The collapse of merger talks between SA’s largest cement titan PPC and its smaller rival AfriSam has left SA’s seasoned deal-maker Phuthuma Nhleko with an R8 billion headache.
Nhleko – who is AfriSam’s chairman – was pushing for a merger with PPC that would create a sizable cement entity in sub-Saharan Africa. The combined entity was expected to compete in SA’s cement market that has buckled under weak cement demand and excess supply, have better buying power from suppliers and an improved route-to-market.
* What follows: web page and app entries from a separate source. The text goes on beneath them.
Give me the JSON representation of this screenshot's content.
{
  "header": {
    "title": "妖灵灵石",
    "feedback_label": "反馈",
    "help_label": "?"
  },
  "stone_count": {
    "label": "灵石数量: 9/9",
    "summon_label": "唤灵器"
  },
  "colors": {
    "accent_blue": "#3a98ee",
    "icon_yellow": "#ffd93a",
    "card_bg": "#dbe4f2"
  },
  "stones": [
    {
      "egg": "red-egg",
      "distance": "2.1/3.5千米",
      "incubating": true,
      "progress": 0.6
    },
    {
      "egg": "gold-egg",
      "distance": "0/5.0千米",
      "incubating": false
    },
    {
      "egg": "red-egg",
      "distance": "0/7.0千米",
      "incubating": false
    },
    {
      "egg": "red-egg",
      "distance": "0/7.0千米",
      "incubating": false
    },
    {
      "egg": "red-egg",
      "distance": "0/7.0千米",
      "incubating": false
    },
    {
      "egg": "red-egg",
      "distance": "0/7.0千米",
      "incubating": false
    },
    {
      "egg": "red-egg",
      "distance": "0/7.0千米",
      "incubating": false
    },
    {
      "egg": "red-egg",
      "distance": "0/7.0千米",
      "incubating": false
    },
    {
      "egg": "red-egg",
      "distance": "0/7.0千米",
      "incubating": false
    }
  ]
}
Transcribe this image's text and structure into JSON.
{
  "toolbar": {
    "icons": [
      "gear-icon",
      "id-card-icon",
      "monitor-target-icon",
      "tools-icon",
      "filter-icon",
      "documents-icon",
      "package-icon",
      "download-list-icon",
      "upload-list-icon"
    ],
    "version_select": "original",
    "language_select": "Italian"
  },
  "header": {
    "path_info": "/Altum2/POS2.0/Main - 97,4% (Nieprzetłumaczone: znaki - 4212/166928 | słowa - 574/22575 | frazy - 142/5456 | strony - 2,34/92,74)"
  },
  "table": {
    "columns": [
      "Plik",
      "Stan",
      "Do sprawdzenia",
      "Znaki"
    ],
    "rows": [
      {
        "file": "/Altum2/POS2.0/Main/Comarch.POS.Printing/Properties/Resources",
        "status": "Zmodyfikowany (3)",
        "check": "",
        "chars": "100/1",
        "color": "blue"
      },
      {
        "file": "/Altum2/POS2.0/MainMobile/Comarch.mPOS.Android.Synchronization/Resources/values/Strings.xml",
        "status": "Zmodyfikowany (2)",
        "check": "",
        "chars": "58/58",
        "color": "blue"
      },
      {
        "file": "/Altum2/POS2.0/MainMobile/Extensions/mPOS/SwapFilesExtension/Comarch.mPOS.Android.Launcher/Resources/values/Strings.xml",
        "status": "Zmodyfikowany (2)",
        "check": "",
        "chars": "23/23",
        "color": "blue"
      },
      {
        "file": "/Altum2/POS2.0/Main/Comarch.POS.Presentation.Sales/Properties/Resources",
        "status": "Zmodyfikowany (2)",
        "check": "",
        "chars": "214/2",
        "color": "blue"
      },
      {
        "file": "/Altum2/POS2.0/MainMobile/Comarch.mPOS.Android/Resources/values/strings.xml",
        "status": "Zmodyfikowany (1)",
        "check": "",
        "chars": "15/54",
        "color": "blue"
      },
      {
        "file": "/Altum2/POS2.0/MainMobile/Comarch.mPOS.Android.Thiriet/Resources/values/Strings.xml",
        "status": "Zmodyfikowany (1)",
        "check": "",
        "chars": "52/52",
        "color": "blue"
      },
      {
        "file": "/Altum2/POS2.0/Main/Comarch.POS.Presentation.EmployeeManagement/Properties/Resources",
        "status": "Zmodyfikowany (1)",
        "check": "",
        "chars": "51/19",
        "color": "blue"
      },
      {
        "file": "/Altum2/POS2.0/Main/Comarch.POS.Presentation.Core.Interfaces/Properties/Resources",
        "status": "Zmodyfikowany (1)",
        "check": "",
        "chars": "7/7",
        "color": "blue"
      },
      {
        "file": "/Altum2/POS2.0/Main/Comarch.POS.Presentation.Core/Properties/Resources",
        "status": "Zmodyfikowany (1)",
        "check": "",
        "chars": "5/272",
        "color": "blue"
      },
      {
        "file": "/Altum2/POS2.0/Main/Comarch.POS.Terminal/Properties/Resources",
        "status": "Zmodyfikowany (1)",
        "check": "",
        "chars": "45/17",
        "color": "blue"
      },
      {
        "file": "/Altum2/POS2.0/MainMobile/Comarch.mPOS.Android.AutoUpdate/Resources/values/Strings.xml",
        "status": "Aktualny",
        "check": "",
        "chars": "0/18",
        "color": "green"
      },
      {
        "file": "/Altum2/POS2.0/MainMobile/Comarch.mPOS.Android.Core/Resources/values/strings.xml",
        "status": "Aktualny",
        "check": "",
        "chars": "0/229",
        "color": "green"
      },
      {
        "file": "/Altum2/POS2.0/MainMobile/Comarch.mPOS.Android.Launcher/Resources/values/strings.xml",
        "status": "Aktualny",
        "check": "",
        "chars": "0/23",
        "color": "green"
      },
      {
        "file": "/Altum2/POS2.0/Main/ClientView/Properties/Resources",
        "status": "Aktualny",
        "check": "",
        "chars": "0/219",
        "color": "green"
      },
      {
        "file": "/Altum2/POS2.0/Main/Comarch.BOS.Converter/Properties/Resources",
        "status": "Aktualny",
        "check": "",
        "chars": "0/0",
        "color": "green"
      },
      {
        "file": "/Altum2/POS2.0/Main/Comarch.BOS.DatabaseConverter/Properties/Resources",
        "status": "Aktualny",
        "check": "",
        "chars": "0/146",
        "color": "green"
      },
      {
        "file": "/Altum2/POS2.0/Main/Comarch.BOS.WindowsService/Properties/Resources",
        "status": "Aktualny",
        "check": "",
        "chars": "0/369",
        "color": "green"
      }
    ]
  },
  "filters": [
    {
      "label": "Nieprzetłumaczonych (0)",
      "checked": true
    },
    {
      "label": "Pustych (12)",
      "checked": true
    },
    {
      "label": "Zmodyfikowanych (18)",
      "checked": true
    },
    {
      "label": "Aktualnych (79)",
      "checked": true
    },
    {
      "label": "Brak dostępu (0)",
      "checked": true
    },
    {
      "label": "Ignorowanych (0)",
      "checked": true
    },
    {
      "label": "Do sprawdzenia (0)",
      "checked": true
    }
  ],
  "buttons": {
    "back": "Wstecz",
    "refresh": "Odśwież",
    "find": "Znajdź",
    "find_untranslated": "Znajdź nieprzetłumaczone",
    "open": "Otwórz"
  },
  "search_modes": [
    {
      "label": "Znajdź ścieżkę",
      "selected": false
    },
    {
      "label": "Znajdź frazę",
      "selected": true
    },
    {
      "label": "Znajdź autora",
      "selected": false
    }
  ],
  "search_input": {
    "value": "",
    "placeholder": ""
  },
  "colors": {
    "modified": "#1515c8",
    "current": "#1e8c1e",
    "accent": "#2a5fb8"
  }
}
Besides, the deal had to work for Nhleko, who has played a critical role in growing MTN from its South African home market to become a global telecommunications giant since he was first appointed as its CEO in 2002. Nhleko’s Phembani Group owns 30.5% of AfriSam.
However, even Nhleko’s nimble deal-making skills couldn’t help cement the merger between PPC and AfriSam.
Nhleko and AfriSam pulled out all the stops to make the merger work – even joining forces with Canada-based investment holding firm Fairfax Africa Investments. Toronto Stock Exchange-listed Fairfax offered to purchase R2 billion of PPC ordinary shares at R5.75/share. Fairfax added a sweetener: if PPC shareholders approved the merger, it would inject R4 billion into AfriSam and help reduce its debt.
However, the merger sunk for the second time since 2014 after Fairfax walked away from purchasing a portion of PPC ordinary shares on Friday.
The merger was doomed from day one, with more than 25% of PPC shareholders rejecting Fairfax’s offer as they believe it significantly undervalues the company’s shares. They ascribed an R8/share to R10/share fair value, if a control premium is included.
Shareholders also said PPC’s share price could accelerate to R12/share in the next three years given the company’s recent investments in new and more efficient cement productive capacity in SA and the rest of Africa including Rwanda, the Democratic Republic of Congo, Ethiopia and Zimbabwe. These countries are expected to contribute nearly 50% of group profit within two or three years.
A successful merger would have seen the Fairfax consortium, including the Public Investment Corporation (PIC) and Phembani, end up with a controlling stake of 55% in PPC, without having paid any control premium, Prudential Investment Managers, which holds 15.18% of PPC, argued.
The collapsed merger is more of a problem for AfriSam than PPC. As Chris Wood, Prudential’s head of equity, puts it: “AfriSam needs to be recapitalised and the current shareholders of AfriSam appeared unwilling to inject further capital.”
AfriSam owes about R5 billion to banks and a further R3 billion is owed to shareholders (a total of R8 billion of debt), according to the company’s acting CEO Rob Wessels.
The debt was accumulated over the last ten years, with management rolling out its R6.3 billion capital expenditure in new cement production capacity in SA and the rest of Africa, and upgrading existing plants. AfriSam’s purchase of a more than a 50% stake of cement supplier Holcim SA in 2007, through a Black Economic Empowerment (BEE) consortium, deepened its debt position.
AfriSam’s management pinned their hopes on the R4 billion cash injection from Fairfax. Existing AfriSam shareholders – the PIC owning 66%, Phembani (30.5%) and the balance held by a BEE investor Bunker Hills Investments – would be asked to convert their debt/loans into equity and including the R4 billion from Fairfax, the company would be “virtually debt-free”, said Wessels in a recent Moneyweb interview.
AfriSam said it could not comment on its debt reduction plans.
But with Fairfax walking away, AfriSam’s debt reduction ambitions hang in the balance and existing shareholders might be requested to take on the debt load again.
AfriSam narrowly escaped bankruptcy by receiving bailouts from several shareholders in 2012 after facing a smothering R15 billion debt load. At the time, AfriSam’s recapitalisation included the PIC investing R9.3 billion, Phembani injecting an undisclosed amount that scored it a 30% stake and Holcim Switzerland writing off R3.5 billion of its debt.
Charl Kocks, corporate governance expert at Ratings Afrika, said shareholders might be asked to convert their debt to equity to keep AfriSam afloat or the company might look for a suitor to acquire it.
The true test for converting debt into equity would be the PIC and whether it might see merit in holding more equity rather than debt. Another consideration is that issuing more shares might dilute existing shareholders, to their dismay.
“Either way, , in our view the road ahead is murky for AfriSam,” said Kocks.